This month, Marvel scratches the 7-year 'Avengers' itch
Seven years in the making, "Avengers" No. 1 is well worth the wait. No, it didn't take the creative team of Brian Michael Bendis, John Romita Jr. and Klaus Janson seven years to produce the issue. They are all way faster than that. Most people in the industry are way faster than that - or else they'd starve. The only poss
Seven years in the making, "
" No. 1 is well worth the wait.
No, it didn't take the creative team of Brian Michael Bendis, John Romita Jr. and Klaus Janson seven years to produce the issue. They are all way faster than that. Most people in the industry are way faster than that - or else they'd starve. The only possible exception would be a book that announces Kevin Smith as its writer and Jim Lee as its artist. In that case, seven years between issues would not be far-fetched.
What Comics Guy is referring to is that Marvel made a conscious decision seven years ago to return their mightiest superhero team to prominence by taking everything fans loved about it and literally blowing it up and turning it inside-out. The team's "Core Three" of Iron Man, Thor and Captain America all experienced arguably the most traumatic events of their lives. Tony Stark was viewed by many to be more evil than Doctor Doom for doing what he thought was right, while Thor and Cap felt the touch of the Grim Reaper.

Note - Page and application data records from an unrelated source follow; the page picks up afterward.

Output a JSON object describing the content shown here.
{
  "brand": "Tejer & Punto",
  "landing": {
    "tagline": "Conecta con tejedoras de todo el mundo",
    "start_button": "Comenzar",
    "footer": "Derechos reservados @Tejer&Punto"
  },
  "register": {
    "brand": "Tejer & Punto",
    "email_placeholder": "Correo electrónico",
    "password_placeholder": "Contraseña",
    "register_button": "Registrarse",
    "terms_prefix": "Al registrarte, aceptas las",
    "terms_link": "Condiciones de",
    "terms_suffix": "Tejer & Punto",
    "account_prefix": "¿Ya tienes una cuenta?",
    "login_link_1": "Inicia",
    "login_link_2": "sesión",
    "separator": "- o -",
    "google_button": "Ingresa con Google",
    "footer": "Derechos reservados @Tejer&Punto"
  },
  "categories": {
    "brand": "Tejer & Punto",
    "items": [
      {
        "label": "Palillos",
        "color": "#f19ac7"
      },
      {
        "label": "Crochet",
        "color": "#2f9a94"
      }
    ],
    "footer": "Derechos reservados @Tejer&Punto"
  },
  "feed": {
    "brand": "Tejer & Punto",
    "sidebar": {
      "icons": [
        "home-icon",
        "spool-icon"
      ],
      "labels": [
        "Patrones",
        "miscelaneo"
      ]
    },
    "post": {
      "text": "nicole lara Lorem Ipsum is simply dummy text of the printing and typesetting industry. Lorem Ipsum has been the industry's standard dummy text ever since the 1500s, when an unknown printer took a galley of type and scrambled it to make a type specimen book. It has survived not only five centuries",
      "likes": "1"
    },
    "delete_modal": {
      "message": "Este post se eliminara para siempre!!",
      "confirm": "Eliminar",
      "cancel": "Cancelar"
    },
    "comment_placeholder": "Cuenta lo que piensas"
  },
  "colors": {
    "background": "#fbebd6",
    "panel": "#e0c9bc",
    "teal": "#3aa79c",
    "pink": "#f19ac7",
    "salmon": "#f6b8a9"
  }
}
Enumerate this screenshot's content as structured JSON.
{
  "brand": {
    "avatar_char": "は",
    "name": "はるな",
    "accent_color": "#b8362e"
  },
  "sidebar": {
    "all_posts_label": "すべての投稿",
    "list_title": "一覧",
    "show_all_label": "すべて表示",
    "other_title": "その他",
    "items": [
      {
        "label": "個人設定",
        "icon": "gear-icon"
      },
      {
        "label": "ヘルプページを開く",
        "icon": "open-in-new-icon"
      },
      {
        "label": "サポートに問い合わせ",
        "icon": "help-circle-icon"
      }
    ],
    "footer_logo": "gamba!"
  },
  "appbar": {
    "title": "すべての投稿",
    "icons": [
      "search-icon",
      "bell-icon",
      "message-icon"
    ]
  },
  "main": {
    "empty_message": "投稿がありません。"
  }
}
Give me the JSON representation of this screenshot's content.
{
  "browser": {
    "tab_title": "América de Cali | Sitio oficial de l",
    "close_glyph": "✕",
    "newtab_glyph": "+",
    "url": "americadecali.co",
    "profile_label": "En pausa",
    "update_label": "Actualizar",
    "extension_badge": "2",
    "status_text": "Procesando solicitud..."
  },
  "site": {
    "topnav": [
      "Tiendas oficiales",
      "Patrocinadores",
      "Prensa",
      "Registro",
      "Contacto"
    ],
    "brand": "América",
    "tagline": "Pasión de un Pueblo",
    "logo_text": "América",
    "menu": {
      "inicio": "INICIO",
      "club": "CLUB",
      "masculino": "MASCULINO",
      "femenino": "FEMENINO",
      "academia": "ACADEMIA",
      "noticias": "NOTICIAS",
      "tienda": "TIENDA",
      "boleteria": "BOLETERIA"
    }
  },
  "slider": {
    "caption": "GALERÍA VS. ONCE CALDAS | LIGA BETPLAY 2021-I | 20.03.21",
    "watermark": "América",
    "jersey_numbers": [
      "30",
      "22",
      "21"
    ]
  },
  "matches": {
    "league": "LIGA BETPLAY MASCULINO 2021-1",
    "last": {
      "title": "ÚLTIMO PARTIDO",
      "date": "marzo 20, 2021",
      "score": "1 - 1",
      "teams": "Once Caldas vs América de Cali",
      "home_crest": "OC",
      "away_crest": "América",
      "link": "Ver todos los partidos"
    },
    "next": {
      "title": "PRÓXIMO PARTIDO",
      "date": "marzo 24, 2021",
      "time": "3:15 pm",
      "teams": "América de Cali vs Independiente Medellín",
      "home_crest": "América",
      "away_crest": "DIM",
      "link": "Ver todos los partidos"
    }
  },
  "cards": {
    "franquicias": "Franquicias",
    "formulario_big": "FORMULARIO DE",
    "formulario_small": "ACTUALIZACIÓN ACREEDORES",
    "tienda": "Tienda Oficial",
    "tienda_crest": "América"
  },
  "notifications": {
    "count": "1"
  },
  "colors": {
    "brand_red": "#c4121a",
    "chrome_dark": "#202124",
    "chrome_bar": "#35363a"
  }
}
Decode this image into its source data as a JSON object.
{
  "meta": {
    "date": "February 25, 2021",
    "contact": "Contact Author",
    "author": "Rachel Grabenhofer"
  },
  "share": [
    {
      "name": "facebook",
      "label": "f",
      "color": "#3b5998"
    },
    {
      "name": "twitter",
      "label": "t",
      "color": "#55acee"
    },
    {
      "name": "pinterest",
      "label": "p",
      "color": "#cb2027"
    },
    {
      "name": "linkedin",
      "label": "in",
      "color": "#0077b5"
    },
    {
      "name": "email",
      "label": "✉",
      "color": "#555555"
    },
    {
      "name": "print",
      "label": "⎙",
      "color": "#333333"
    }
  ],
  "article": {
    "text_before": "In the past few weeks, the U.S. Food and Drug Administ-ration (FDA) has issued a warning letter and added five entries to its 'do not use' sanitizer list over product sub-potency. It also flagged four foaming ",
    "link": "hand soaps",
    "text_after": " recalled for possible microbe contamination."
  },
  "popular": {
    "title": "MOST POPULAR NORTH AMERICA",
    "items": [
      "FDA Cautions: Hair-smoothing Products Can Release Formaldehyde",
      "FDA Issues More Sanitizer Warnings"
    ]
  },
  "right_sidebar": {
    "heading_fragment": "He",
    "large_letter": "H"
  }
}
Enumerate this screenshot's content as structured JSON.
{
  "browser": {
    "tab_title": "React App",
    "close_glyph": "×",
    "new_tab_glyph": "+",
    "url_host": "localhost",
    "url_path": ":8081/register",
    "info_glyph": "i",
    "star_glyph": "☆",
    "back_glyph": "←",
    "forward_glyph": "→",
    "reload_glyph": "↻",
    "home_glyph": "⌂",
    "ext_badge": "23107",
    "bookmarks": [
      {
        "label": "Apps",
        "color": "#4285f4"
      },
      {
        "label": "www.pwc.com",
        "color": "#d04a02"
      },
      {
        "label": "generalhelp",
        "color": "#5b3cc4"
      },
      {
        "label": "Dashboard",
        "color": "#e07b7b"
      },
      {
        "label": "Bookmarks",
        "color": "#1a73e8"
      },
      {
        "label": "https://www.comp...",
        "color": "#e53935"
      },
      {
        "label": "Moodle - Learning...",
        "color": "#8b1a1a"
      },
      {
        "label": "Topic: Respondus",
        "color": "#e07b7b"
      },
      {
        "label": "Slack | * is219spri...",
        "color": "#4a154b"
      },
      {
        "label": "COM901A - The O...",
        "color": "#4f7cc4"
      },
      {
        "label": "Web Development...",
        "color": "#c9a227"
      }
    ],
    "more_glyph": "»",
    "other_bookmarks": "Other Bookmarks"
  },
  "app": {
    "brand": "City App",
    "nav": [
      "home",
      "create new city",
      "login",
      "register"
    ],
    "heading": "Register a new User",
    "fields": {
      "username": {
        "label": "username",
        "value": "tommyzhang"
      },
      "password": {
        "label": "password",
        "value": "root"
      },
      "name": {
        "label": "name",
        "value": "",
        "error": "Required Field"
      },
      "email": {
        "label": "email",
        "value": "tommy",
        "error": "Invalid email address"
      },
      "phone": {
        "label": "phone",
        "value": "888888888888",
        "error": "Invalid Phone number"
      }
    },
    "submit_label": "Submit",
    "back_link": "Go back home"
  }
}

What drove many fans even crazier was that Wolverineand Spider-Man, two heroes best known as loners, were stars in a new title called "New Avengers." The feeling was that Marvel was discarding what made the Avengers unique and special in order to place their two top cash cows - and most overexposed characters - on the team.
But, like many of the bold moves during this time, Marvel's decision only helped Earth's Mightiest Heroes regain their elite status - including on the sales charts, where four "Avengers"-related titles have been consistent best-sellers.
As Marvel embarks on its "Heroic Age," it is only fitting that they kick it off with a relaunched "Avengers" title - all the other "Avengers" titles will be replaced/relaunched to fit in with the new Marvel status quo as well - that reunites the Core Three for the first time in almost a decade and reminds us why they are such a special combination.
Thor brings awesome power and nobility and strength, and the symbolism of Captain America is sure to be explored as Steve Rogers' replacement, Bucky Barnes, will continue to sling the shield. And Tony Stark? He's portrayed as a man who can anticipate the future and prepare for it - which this issue shows can cause problems.
Throw in Spider-Man and Wolverine, and then sprinkle in Hawkeye and Spider-Woman, and the potential for this book is tremendous. Comics Guy expects it to reach its potential, especially since Bendis is still in charge of this flagship title. He planned the events to get them to this point and it's clear from this issue that he has a vison for them going forward.
A bonus for fans is that Bendis' ability to depict epic fight scenes has improved markedly the past few years. He realizes that a book with this many big guns has to have scenes where they face challenges worthy of them - this can't be another of his famous "talky books" - and that, in addition to quality characterization and dialogue, there has to be a lot of action.
With heroism and hope again in abundant supply in the Marvel Universe, there really is no other book more worth your time and money this month.
'Widow' coming to film?
The success of "Iron Man 2" means that there is a good chance you will see Scarlett Johansson kicking butt in skintight black attire again soon - and not just in a potential sequel.
Marvel Studios president Kevin Feige is keeping his cards close to his vest regarding a potential solo film for Natasha Romanoff, but responded to a question regarding a "Black Widow" film at a recent press conference by saying this: "Definitely possible. Yes, absolutely."